Elsewhere, the buttons are all within easy reach, and there's a neat little precision button on the thumb rest that forces the DPI right down to allow for easy headshots even if the regular precision is a little lacking when you really need twitch mechanics. It comes in particularly handy when attempting to draw, or edit fine detail in Photoshop. A single AA battery will apparently provide for a year's worth of use, though obviously that'll vary depending on the quality of battery. With an average Sainsbury's long-life AA in there, we're down to 87% after a week of intensive use (10+ hours a day).
So, in essence, the M.O.U.S.9 is something of a confused beast. But we were hoping that, given the removed functionality, that the price might reflect a device perhaps too specialised to appeal to the mass market, and too underwhelming for truly hardcore gamers. Unfortunately, that's really not the case. At £99.99, the M.O.U.S.9 is an incredibly pricey proposition for an everyday mouse, especially when you consider that the R.A.T.9 is at least a tenner less, we didn't find the DPI to be a huge problem until we incorporated a second monitor, but we did miss the options to switch up the weight and the thumb rest. At best, the M.O.U.S.9 presents itself as an indecisive object. It screams "gamer tech" from the outset, but the fewer buttons, the decreased resolution and polling speed, and the comparative lack of physical customisation means that the M.O.U.S.9 always sits in the shadow of the R.A.T.9, even as an everyday mouse.
- Excellent build quality
- Easy to set up, customise, and use
- Works on a vast range of surfaces
- Future-proofed to a certain extent with Smart Ready
- Low DPI, non adjustable
- Lacking in physical customisation
- Bluetooth functionality restricted to Smart Ready
- Expensive for what it is
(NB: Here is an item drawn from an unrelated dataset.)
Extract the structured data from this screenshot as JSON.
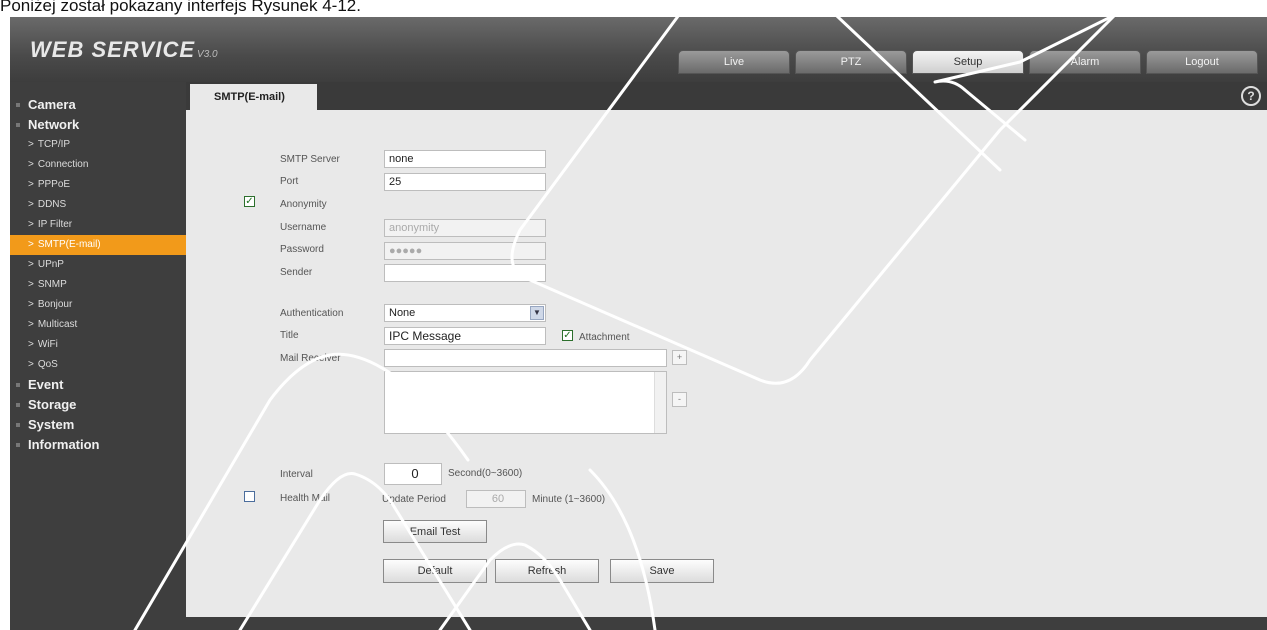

The Short Version: The M.O.U.S.9 works fantastically as an everyday mouse, it's comfortable and highly competent in its field. But the sad reality is that there are far cheaper, equally comfortable and competent everyday mice on the market. It works well, but the price and aesthetics appeal almost exclusively to an audience who probably already have a R.A.T.9 or a more suitable equivalent.